(HOW TO COMPLETE THIS TASK): Where in the records does the word "login" occur? Copy each line in which it does.
[Start of section]
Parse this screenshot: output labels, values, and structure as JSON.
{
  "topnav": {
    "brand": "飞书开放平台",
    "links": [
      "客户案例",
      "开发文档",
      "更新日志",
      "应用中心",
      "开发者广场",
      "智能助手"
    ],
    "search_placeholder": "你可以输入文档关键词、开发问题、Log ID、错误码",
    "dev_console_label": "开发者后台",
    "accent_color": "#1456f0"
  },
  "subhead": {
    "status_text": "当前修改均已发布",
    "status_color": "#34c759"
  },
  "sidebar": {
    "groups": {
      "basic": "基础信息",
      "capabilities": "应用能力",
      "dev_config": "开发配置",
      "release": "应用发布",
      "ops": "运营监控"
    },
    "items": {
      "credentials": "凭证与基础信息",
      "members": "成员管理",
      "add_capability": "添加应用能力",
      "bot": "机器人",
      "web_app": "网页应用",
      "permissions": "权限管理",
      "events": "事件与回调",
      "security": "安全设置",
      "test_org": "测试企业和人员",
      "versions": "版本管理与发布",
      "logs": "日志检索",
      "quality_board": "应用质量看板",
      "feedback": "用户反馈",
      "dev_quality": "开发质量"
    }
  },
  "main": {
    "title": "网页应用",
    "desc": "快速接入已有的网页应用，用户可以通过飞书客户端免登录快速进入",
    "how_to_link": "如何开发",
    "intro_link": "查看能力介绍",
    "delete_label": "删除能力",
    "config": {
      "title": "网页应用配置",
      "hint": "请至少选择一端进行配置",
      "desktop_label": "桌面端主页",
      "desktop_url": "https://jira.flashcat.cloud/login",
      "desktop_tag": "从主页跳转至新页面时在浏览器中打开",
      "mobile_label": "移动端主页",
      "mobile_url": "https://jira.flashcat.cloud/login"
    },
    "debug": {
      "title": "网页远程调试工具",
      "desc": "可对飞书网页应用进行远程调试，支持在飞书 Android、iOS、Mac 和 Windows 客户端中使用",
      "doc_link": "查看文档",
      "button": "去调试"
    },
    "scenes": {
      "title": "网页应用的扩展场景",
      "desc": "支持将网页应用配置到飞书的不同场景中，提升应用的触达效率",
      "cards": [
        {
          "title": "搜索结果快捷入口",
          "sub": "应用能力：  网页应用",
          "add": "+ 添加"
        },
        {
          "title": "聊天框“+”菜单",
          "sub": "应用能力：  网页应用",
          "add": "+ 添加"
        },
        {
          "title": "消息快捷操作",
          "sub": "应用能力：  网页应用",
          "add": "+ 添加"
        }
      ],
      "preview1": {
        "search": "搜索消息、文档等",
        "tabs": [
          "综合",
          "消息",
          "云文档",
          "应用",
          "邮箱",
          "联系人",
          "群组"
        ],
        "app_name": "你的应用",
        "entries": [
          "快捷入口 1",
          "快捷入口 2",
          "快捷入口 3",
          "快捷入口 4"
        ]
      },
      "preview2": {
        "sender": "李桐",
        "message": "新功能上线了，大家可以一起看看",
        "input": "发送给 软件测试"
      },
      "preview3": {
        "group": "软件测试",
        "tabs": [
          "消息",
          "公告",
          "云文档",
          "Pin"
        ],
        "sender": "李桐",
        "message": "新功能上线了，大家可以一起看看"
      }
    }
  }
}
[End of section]
(RESULT OF THE EXERCISE):
      "desktop_url": "https://jira.flashcat.cloud/login",
      "mobile_url": "https://jira.flashcat.cloud/login"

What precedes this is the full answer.